i'm not kidding when i say -- and
I know I'm not alone out there -- that my office hockey pool occupies most of my thoughts during this playoff season.
The moment I get up, I open my apartment door and rip through the morning paper looking up last night's stats. I arrive at the office with a load of taunts ready to let loose on my fellow poolies, and I stay up way too late watching the West Coast games and flipping to The Score to catch the game summaries.
God, I'm falling behind already. And my dreaded arch-rival -- let's call him T -- is way ahead of me. I hate T. He's smug, and the thought of losing to him, again, is too much to bear.
It all begins at the pool draft, a process so stressful, so demanding that even air traffic controllers refuse to participate. Legend has it that NASA uses hockey pool drafts as a way to weed out weak-willed astronauts who take too long to make decisions.
We enter the NOW boardroom, the same old crowd -- the publisher, the entertainment editor, the barkeeper, a few new faces from advertising and the lone non-NOW player. I'm feeling confident. I have my latest issue of Hockey News, a list of players that branches off into different streams depending on how the pool develops, and a spare pen. Newspapers, Internet printouts, lined sheets of Hilroy paper and yellow legal pads crowd the boardroom table.
Aah, in walks T. Look at him, he thinks he's so cool coming late, but it won't throw me off. No way, bucko, I've got your number -- this is my year.
As convenor, I get things going. Here's how we do it at NOW: we each toss in $20, choose 10 different players (no goalies), a single point for goals and assists, and the person with the most points at the end of the playoffs walks away with wad of cash and a tiny replica of the Stanley Cup that will sit on his/her desk for the next year. Man, I want that cup.
When we choose our draft order, I'm ninth out of 10, and T gets the number-one pick. (Figures.) Unsurprisingly, he chooses Joe Sakic, I counter with Alex Tanguay. We blast through the first round, but everyone is tense. We only have 75 minutes to choose 100 players among us.
Over the next few rounds, you can already see strategies starting to crumble.
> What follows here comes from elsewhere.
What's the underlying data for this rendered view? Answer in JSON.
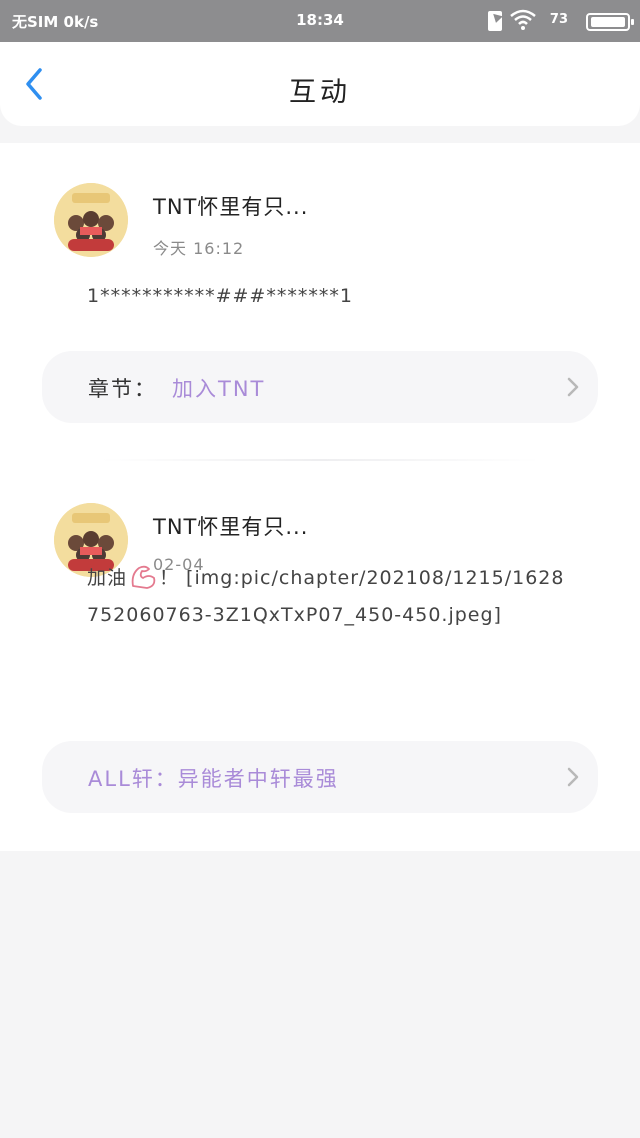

Suddenly, that secret-weapon player, the one you thought everyone would pass up, is chosen, and you rifle through your papers (there are too many of them, dammit!) looking for another deep-water catch. Then you start to panic a wee bit and take a top scorer from an underdog team. (Wait, I didn't really want to do that.) Next time around, you notice you're short on players from the West, so you turn west when you wanted to turn east.
It's the late rounds now (is it hot in here?), and the heckling is getting more intense, more personal. T is sitting there cool as a cucumber, but I think I notice a slight twitch in his right eye. Even he is succumbing. The final picks are the most interesting -- these are the wild-card players, the ones who, if they have the playoff run of their lives, give you a chance to win.
God, I can't concentrate. I feel like Guy Pearce in Memento, my short-term memory gone (focus, focus!), and I can't remember who I wanted to choose. My foolscap sheet with all my players' names looks like a map of airline routes, with lines criss-crossing each other. (Hurry up, people are waiting!) For my last pick, I blurt out a name I'd never thought of until that moment. T laughs. I'm going to lose.